There was a time when journalists were researched and impartial. Their reports focused on ‘the story’. Now it’s openly biased opinion pieces, littered with vitriol from a smug and patronising media elite; a bunch of postulating sycophants removed from the realities of the real world who redraft media releases because they are incapable of unearthing real stories. They live in a small cocoon, influenced by like-minded narcissists, repeating the same old diatribe with few original ideas, continually chanting their ‘transcendental mantra’ of toxic ordure until it’s miraculously ‘factual’.

What I do find intriguing is that the media, academics and politicians on one hand seemed genuinely shocked with the outcome of the U.S. Election while on the other, keep telling us that ‘the rich are getting richer and the poor are getting poorer’, as if they are or care about the poor, who (unknown to the media), ‘vote’! They recite this refrain out of habit, refusing to acknowledge that the rich sands have shifted around them. These media people, the ‘ideological elite’, are actually the wealthy privileged; the opposite of how they like to see themselves. The ‘affluent’ simply do not give any consideration to the disenfranchised working poor, in fact, they look down on them like common peasants, all because the working poor missed the opportunity to participate and benefit from one of the longest periods of post-war economic expansion. Really, why are they so shocked by this election result?

The ‘advantaged’ who profess to be egalitarians, like ‘talking the talk’ but they certainly are not ‘walking the walk’, given their lack of action and disregard for the working poor. In the U.S. approx. 15% or 45,000,000 people live below the poverty line predominantly in rural and inner city parts of the country. A 2013 UNICEF report ranked the U.S. as having the second highest relative child poverty rates in the developed world. So if you are a poor citizen of the U.S.A. then you have nothing to lose if you vote for change. So they did!

How dare they!

9th November 2016

Broken – What Detention Now Means for School Children in Australia

In July 2016 the Government announced the Royal Commission into the Protection and Detention of Children in the Northern Territory. The Royal Commission has been established to enable the swift inquiry into the treatment of children in detention facilities and child protection in the Northern Territory.

I gather the inquiry will be looking at how competently the bureaucrats have performed in executing their ‘duty of care’ to the children in Government custody.

I think it’s reasonable to assume that a number of these children are indigenous (97%) as now we are hearing that the Government is looking at a new inquiry into Aboriginal Incarceration Rates and/or a new Royal Commission into Juvenile Justice in the Northern Territory.

How about a little less conversation, a little more action, please!

If only Governments had adopted the recommendations of the Royal Commission into Aboriginal Deaths in Custody (1987-1991) there would be no need to repeatedly have the same expensive talkfests, just because as a nation we are incapable of executing ‘action’ when it comes to the Indigenous community.

We just keep doing what we did yesterday and wonder why nothing changes; no wonder there is so much despair in Indigenous Australia.

To be seen to be doing something, Government’s only solution is to ‘spend more’, $5.9 billion per annum and essentially on more bureaucrats.

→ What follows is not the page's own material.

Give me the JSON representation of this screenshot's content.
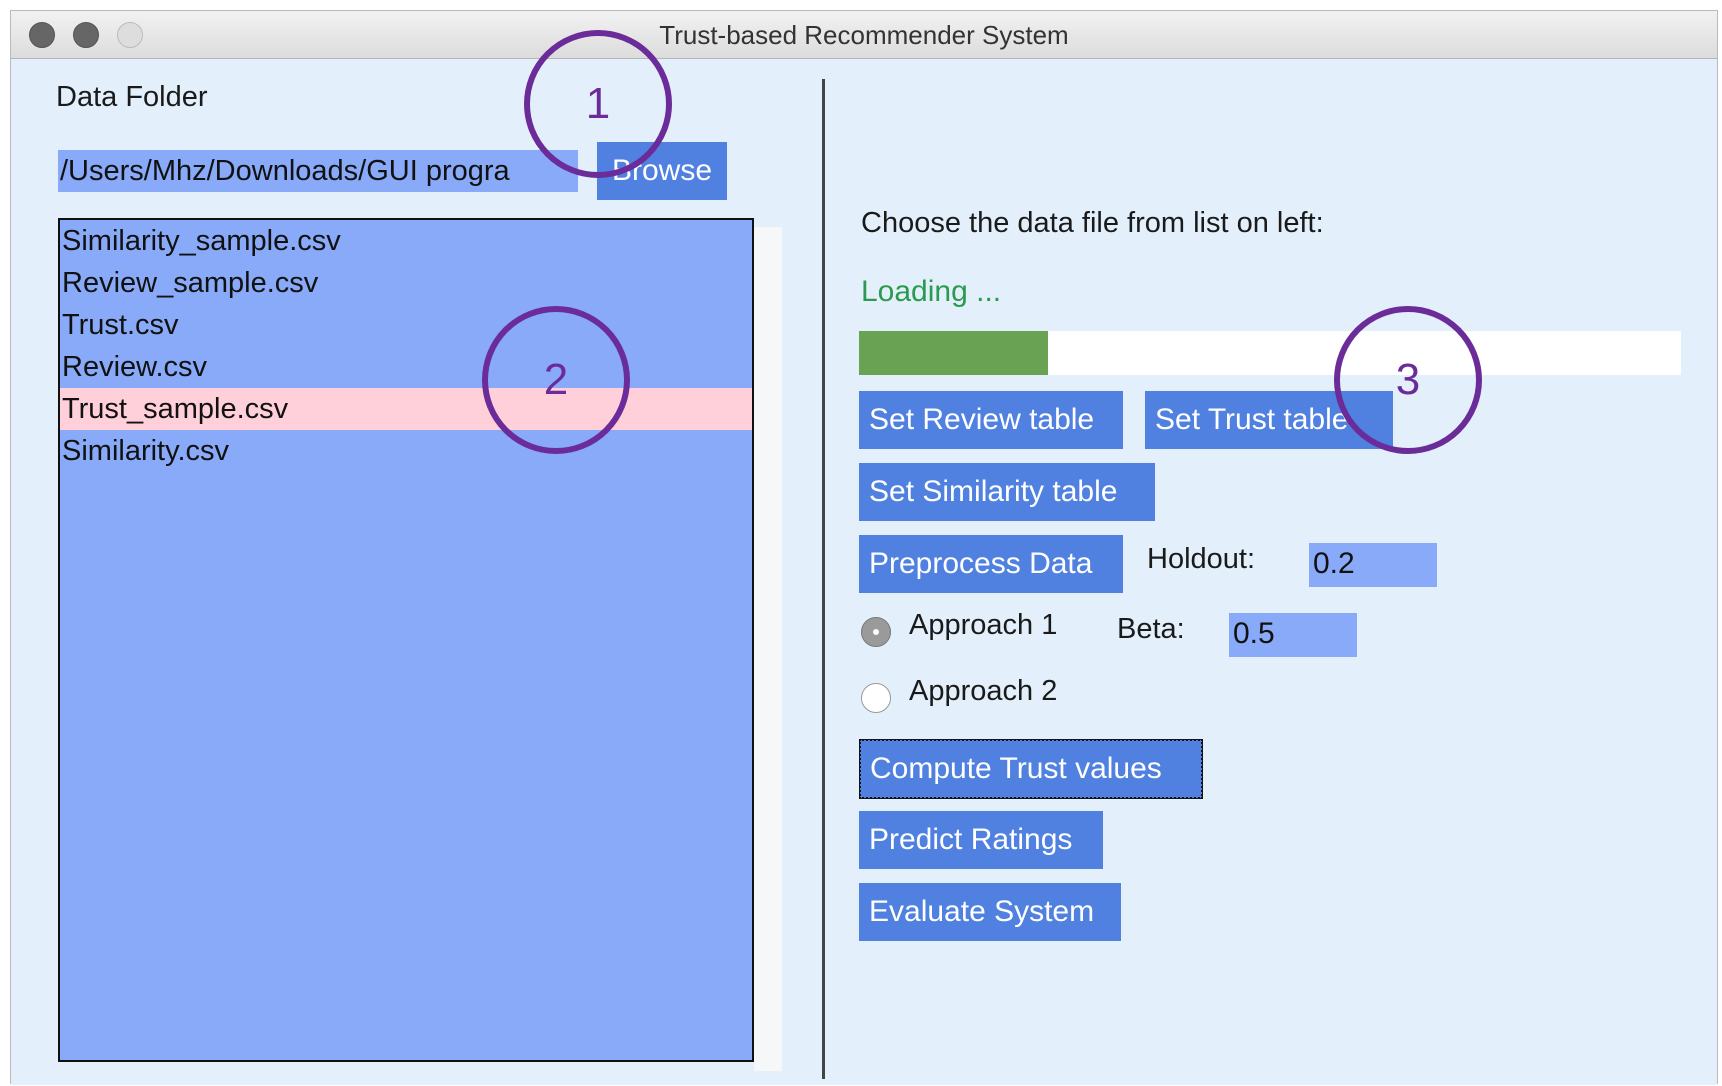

The problem with more money is that it just makes an incompetent system incompetent on a larger scale, while nothing actually changes on the ground.

God help you if you are unfortunate enough to find yourself in custody, under the jurisdiction of these incompetent bureaucrats, because there is no chance of ‘breaking the cycle’ unless of course Governments adopt the same level of commitment to Indigenous affairs as they do to stopping boats.

2nd November 2016